Saturday, April 6, 2013

Following YOUR Path

                                                                                          Following YOUR Path...

If the transition from crafting, making art or having a hobby to full time income could be broken up and defined in stages, I would do it this way (for this blog at least):

Stage 1 - Formulating a plan .Thinking with intent and creating a plan to become full-time, including preparing financially for the initial loss of income and benefits etc...

Stage 2 - Jumping off. Quitting a full time job to begin working the plan. Actual risk begins now!

Stage 3 - Working and re-working your plan once you are on your own for a while and learning what works and what doesn't. Tackling challenges you didn't expect and overcoming them. Bravely moving forward even when you want to look back...

Stage 4 - Stability. Earning enough through your craft/art to live life in a way that makes you happy.

Last time we met Sarah Trumpp of Wonderstrumpet. Sarah is in Stage 2; she jumped off this past October.

This week we meet someone in Stage 3 who has been full-time for a while now and is overcoming challenges making progress and keeping her eye on the prize.

If you are someone who is Stage 1 and want to share your journey, please let me know!

Introducing: Alison of SilentMyloStudio

Name: Alison E. Kurek

Craft: I have a pretty wide range of products, from large, one-of-a-kind original paintings, to prints, to gift type items such as magnets and ornaments. The subject matter of my work falls into 4 main categories: animals, alcohol (wine, martinis, etc,). yoga and 

Where do you sell your workI've been on Etsy since July of 2007 but did very little business the first couple of years. Most of my sales come from shows and festivals, local and regional. The farthest I traveled last year was Syracuse and Ohio -- but I've done shows throughout the Northeast and in Michigan and Maryland in the past. I have a great working relationship with Debbie Steinbruckner, the owner of Village Artisans. She carries a wide selection of my work. Marcus Wise of 464 is also good person to work with. In addition to selling work in his gallery Marcus is constantly finding new ways to promote Buffalo artists.

What pushed you to "jump off" on your own:  I can’t say there ever was a final push. Being an artist is just who and what I am, so it seemed natural to me that that’s the way I would make a living. That’s not to say that I haven’t beaten that belief down with a stick on many occasions. I tried to force myself to “like what I did 40 hrs/wk, dammit!” when I was “convinced” I couldn't make it on my own. I guess the final straw came about 4 years ago when I was employed full time, with benefits, in the printing business. My income was stable, if not great, and I had a normal M-F, 40 hr/wk schedule. I was beyond miserable and knew I couldn't continue on in a job like that without it really affecting who and what I was at the core.
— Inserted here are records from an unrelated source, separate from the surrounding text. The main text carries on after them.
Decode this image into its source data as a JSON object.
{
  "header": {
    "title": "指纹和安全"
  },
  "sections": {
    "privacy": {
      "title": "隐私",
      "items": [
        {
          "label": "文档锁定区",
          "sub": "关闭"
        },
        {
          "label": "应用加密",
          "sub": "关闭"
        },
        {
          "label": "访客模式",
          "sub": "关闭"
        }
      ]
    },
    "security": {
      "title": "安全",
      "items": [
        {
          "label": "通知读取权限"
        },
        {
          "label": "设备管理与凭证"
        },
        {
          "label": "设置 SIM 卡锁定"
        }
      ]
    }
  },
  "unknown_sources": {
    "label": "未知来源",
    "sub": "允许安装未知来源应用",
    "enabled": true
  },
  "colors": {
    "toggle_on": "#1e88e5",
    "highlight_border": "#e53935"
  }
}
What were the top 2 or 3 things you were most afraid of when you jumped:  Ha ha. That’s easy. 1.) Money, 2.) Money, 3.) Money :-) But I have found out that money really isn't the only concern. I’m a social person by nature and working alone is difficult. Also, time management can be a problem. I can get a HUGE amount of work done when deadlines are looming, but staying focused and motivated during slower times of the year is a struggle.

Do you feel the risks have paid off yet, if not what keeps you going:  Paid off? If you mean have they led to financial stability or great success I’d have to say no. But this is who and what I am, and I HAVE seen my sales triple since I left the 40 hr/wk printing job. That’s not too shabby considering our economic climate. Where it HAS paid off is in my work itself and in the way I present it . I can’t easily explain that in a few sentences, but I will say that there is a direct correlation between that and the increase in my sales. My work used to be all over the place in the past. Being “full-time” has forced me to focus and look at my work as a business in a ways that I didn't before.

What are 2 or 3 goals you have for 2103:
1.) I REALLY want to increase my online sales. I know that Etsy is part of that -- but I also need my own website.

2.) I’d like to grow my shop and gallery sales, preferably on a wholesale basis.

3.) Make this work well enough to shut down that little voice in my head that routinely asks: “Are you CRAZY?!? Don’t you know this will never work!?” Yeah, I’d like to shut that voice down for good!

You can read even more about Alison if you scroll down to the great interview that Nicole Johnson did with her 2 weeks ago. 

             Coming Soon...

 The hardest lesson learned so far...

The most pleasant surprise so far...

What are you doing to move the business forward right now...

Updates on Sarah and Alison will follow over the next several weeks. In between I will post some helpful info, authors and articles about finding success based on your definition. If you have thoughts, comments or suggestions please leave them below.

Written by Al Pilato of harvestwoods


  1. This is good stuff, Al!

    Alison: congratulations on your success---and your nerve :)

    I'm wondering how anyone who has quit their day jobs manages without paid vacations, company-matched 401k contributions and health insurance. Yikes!

  2. I love those yoga animals - super cute. If you figure out a way to shut down that voice, please share it. ;)